(Data records)

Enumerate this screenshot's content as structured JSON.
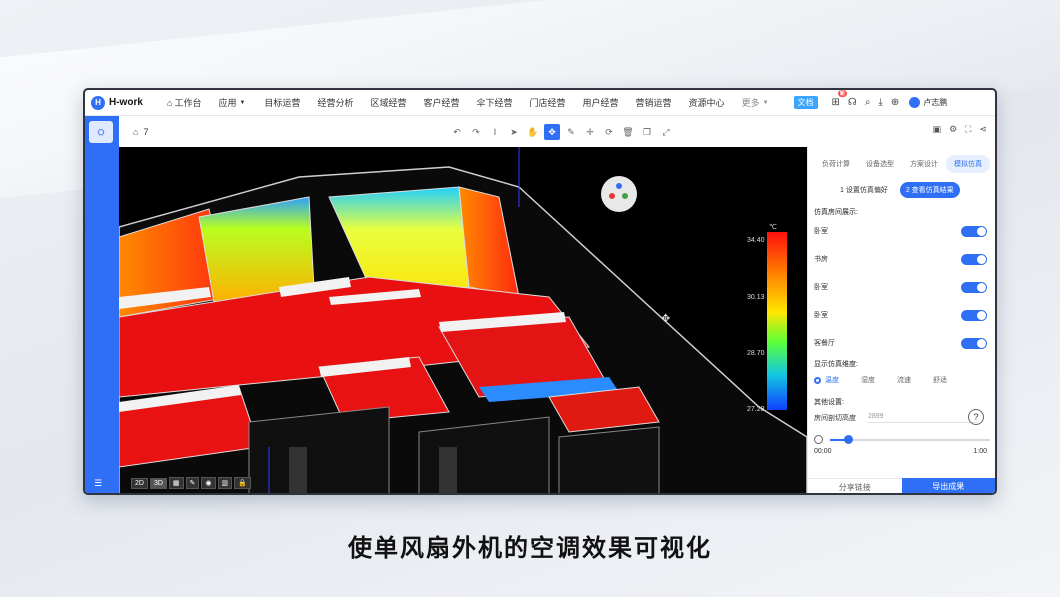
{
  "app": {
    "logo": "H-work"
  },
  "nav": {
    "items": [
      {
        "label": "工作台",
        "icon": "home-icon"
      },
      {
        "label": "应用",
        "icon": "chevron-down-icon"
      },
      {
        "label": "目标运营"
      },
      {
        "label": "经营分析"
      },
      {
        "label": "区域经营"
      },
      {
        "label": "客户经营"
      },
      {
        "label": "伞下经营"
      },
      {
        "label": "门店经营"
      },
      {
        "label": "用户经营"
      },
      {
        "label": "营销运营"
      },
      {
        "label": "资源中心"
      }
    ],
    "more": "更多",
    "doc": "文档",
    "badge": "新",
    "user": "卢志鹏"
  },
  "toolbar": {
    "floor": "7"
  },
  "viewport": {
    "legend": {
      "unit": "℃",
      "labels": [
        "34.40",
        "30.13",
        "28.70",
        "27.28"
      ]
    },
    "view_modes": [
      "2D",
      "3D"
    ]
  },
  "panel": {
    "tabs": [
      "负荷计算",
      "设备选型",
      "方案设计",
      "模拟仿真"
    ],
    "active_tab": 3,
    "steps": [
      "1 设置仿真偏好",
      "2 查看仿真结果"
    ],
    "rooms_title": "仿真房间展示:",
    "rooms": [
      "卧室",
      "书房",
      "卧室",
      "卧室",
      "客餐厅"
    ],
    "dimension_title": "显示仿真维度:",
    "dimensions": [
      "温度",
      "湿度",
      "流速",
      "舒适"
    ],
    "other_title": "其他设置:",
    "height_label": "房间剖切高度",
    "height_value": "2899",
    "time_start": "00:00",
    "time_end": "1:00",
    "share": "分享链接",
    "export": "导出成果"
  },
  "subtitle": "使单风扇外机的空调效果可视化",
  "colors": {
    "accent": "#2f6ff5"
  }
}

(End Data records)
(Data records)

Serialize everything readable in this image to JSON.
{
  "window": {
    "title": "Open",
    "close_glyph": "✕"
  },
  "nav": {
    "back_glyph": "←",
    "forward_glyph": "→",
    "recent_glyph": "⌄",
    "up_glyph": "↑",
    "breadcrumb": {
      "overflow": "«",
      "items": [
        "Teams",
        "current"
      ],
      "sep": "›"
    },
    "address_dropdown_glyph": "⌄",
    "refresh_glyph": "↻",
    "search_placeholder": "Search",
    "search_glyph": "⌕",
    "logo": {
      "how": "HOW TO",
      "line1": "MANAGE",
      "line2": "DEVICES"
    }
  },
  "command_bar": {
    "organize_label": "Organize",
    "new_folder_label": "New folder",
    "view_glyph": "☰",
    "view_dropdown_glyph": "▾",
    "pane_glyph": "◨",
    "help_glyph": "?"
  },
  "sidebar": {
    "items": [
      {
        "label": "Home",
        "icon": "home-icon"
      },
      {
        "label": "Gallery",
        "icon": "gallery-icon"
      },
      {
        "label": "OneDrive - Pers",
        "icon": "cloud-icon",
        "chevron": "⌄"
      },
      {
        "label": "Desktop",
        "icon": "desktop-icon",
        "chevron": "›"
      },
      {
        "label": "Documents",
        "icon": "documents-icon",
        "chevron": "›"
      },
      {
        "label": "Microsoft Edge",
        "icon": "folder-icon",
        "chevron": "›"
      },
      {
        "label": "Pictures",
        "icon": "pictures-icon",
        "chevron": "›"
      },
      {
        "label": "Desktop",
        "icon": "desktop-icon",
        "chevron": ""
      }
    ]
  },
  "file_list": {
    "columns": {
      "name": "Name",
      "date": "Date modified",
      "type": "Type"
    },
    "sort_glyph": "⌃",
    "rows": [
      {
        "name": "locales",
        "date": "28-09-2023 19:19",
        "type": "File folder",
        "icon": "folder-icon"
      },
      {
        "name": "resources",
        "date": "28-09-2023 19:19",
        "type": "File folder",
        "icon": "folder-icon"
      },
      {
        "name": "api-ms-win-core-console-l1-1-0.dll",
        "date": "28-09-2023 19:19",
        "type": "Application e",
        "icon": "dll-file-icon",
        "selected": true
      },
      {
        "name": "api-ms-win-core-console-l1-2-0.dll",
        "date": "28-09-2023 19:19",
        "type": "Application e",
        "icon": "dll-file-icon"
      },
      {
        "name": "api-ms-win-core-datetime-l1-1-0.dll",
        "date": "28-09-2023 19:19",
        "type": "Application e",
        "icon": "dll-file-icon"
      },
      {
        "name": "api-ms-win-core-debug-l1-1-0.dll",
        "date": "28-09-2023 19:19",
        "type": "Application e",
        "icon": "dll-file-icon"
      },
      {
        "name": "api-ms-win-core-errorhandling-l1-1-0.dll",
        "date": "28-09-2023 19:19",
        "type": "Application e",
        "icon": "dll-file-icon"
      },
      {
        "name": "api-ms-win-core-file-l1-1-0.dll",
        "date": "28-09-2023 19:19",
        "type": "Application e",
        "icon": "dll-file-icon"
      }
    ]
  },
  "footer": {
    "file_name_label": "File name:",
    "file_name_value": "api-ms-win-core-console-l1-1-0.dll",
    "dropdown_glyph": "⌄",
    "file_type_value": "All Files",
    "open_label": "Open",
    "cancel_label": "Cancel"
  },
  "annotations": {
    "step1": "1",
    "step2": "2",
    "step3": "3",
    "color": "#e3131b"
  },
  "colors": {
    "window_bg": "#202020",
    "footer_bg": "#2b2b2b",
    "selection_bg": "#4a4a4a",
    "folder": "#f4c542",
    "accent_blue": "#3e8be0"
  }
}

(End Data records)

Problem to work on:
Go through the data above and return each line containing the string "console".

Answer to this task:
        "name": "api-ms-win-core-console-l1-1-0.dll",
        "name": "api-ms-win-core-console-l1-2-0.dll",
    "file_name_value": "api-ms-win-core-console-l1-1-0.dll",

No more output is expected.